A conversation with Alejandro Cesarco

Artist Alejandro Cesarco (AC) in conversation with curator Theodor Ringborg (TR)

TR: You’ve said that time and memory are recurring themes in your work. What is it about these subjects that interest you?

AC: Yes, I tend to flirt with the possibilities of memory as both the object and instrument of our desires. My work often puts in relation different methodologies of documenting, describing and accounting for the passage of time and the forms used to recall it.

TR: In the exhibition at Bonniers Konsthall you show the work Present Memory, which is an intimate portrait of your father. Could you say something about the background to this piece and how the topics of time and memory interrelate in it?

AC: Present Memory is a portrait of my father, shortly after he had been diagnosed with lung cancer. I filmed him in his office, he was a doctor, using a hand-held 16mm camera and later projected what I had filmed onto the same wall and recorded that projection on video. The work documents both a constructed and anticipated memory. The literal and metaphorical projection staged in the work is a rehearsal of fears: an attempt at dealing with a future absence, the process of mourning and remembering, mortality and letting go.

TR: What did the making of this piece mean for how you dealt with your grief?

AC: It was, in a way, an attempt at managing or controlling the feeling of loss by anticipating someone’s absence. The process of mourning, however, of course exceeds any foretelling or rationalization: one can not ever fully prepare for it. Working on this video was also, at its most basic, an excuse to spend time with my dad. To acknowledge and face the moment together and help each other process what was happening.

TR: The piece is installed in a rather lit space, which gives it a quite particular presence and non-presence. Could you say something about the presentation of the work and the spectral appearance of the portrait?

AC: Yes, that’s exactly it: the work takes on a spectral appearance.

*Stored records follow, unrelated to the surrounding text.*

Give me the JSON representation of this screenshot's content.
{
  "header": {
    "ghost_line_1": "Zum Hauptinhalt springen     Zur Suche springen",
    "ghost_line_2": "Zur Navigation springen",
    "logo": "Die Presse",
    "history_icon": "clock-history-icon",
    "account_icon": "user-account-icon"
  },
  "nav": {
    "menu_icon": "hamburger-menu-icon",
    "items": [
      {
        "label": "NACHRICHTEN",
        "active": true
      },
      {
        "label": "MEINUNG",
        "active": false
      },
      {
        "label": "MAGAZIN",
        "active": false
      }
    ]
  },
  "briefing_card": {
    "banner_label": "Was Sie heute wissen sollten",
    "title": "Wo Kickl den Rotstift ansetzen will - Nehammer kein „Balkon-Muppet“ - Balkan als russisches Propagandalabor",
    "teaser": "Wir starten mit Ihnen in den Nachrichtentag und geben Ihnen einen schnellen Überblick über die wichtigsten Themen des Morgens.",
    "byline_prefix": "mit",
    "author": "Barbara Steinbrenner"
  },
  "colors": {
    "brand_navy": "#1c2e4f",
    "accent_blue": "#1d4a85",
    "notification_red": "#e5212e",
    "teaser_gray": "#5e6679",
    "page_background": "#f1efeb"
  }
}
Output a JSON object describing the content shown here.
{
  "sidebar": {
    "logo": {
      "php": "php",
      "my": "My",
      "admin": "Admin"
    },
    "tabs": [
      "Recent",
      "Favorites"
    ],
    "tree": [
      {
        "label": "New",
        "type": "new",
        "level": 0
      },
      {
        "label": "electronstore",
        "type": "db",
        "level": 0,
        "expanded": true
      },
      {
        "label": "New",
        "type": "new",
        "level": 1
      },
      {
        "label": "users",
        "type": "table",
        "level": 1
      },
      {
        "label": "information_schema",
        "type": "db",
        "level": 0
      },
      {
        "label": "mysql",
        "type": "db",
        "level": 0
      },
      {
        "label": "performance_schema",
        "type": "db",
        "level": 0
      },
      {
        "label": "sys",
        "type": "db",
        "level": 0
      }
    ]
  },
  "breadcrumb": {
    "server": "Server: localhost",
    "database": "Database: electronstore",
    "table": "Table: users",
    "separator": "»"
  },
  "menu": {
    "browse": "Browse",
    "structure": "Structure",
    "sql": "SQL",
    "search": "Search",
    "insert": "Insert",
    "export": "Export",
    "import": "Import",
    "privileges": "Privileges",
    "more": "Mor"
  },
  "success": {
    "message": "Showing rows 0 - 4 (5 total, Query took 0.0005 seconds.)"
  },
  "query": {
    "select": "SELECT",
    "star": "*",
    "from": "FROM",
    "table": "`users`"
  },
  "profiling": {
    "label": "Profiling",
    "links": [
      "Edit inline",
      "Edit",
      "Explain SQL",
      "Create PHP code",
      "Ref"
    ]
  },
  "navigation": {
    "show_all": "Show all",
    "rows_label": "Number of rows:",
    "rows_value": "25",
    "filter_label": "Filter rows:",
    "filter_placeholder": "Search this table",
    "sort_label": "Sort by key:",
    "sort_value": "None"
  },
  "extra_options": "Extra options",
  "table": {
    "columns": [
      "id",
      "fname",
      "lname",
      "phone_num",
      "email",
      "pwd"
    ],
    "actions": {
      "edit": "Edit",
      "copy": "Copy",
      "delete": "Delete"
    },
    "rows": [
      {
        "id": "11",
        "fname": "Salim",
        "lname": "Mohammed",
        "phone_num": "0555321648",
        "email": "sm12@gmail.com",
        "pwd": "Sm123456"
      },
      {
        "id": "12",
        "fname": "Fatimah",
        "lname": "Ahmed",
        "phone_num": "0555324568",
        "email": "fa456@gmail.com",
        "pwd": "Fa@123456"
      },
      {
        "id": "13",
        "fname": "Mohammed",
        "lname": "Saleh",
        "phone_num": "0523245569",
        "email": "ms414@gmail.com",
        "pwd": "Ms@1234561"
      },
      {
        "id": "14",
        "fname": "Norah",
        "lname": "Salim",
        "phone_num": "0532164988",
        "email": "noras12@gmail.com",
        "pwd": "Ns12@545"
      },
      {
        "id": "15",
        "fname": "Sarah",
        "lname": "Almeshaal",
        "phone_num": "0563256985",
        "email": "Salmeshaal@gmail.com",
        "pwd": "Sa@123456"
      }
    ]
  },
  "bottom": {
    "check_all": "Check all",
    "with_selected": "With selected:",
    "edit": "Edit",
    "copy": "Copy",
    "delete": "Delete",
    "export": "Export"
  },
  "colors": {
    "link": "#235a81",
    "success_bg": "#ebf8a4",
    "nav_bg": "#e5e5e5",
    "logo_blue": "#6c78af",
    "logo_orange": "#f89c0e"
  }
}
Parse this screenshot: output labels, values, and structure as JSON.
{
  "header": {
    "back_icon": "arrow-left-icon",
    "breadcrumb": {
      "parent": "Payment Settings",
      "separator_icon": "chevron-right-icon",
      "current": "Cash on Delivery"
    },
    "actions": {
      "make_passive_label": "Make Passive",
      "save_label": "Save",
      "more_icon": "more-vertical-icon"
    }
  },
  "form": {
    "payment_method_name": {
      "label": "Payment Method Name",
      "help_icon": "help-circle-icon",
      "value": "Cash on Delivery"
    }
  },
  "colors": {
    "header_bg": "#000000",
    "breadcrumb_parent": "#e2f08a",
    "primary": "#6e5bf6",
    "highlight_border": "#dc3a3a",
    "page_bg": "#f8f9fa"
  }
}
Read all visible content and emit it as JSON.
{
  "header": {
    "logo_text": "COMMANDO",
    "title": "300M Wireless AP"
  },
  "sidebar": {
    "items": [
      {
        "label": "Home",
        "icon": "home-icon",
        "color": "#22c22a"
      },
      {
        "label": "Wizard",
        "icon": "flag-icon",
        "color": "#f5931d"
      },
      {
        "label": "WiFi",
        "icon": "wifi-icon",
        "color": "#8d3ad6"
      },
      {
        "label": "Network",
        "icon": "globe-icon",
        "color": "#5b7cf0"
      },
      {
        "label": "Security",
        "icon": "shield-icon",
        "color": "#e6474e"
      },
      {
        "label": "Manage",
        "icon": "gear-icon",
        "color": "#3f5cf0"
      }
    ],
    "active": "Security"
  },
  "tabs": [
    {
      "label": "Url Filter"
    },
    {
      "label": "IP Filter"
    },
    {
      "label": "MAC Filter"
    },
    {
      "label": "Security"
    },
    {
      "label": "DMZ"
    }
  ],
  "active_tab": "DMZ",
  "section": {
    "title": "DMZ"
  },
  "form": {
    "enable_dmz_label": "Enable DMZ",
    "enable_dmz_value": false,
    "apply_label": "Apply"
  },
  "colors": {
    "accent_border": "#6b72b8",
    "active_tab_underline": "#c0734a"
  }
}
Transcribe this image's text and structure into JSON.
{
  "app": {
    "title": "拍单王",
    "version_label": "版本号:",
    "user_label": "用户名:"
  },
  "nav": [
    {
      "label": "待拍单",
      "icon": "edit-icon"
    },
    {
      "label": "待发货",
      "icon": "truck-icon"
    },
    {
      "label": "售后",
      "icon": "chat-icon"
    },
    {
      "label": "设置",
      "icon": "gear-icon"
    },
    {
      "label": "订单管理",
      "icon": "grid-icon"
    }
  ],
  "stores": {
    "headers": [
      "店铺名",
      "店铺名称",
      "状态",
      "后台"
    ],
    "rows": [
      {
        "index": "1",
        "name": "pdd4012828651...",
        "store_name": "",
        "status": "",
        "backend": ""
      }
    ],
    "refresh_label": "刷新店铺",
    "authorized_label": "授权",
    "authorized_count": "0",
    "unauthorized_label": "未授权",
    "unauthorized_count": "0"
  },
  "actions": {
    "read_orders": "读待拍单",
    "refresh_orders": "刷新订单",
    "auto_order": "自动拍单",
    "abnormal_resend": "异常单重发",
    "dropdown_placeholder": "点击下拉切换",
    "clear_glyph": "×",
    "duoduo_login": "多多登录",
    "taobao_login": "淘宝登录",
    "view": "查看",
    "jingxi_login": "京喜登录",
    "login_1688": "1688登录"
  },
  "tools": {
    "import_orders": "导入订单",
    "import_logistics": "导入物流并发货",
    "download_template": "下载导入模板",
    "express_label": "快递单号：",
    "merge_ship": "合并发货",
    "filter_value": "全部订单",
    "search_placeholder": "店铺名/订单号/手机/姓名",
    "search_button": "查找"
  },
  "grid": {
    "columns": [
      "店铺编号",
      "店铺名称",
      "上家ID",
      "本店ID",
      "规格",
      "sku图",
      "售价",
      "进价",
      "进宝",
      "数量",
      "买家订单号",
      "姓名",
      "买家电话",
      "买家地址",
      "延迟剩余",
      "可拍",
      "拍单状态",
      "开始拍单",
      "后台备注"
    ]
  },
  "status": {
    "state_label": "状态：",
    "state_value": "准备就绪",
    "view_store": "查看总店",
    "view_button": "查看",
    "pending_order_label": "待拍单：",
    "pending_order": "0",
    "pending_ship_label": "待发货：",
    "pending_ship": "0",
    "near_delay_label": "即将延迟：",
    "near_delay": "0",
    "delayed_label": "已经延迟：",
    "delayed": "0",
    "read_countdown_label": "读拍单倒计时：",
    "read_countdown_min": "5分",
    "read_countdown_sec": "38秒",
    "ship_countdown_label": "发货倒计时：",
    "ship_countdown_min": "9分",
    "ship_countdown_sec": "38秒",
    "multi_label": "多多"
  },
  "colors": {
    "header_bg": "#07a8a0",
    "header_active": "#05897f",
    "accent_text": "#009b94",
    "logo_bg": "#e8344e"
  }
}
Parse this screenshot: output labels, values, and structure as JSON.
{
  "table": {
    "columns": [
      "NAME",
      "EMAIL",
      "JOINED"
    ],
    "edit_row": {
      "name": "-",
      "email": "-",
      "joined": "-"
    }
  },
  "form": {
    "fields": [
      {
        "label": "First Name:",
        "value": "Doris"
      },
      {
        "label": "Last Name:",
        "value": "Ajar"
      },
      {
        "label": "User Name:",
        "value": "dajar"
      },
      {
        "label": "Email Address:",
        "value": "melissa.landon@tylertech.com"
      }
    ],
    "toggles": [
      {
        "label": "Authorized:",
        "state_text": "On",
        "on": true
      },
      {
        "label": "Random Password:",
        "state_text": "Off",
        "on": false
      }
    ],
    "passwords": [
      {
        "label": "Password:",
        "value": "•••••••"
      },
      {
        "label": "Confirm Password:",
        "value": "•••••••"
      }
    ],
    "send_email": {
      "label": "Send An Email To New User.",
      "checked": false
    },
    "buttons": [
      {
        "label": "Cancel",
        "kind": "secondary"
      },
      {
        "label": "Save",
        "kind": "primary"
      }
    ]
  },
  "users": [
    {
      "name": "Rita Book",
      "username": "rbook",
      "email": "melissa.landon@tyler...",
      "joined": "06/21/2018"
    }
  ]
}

As the camera in some way caresses or retraces his body, it reappears as a form of soft-memory. And memories, as with ghosts, haunt because there is an intention or demand in their reappearance.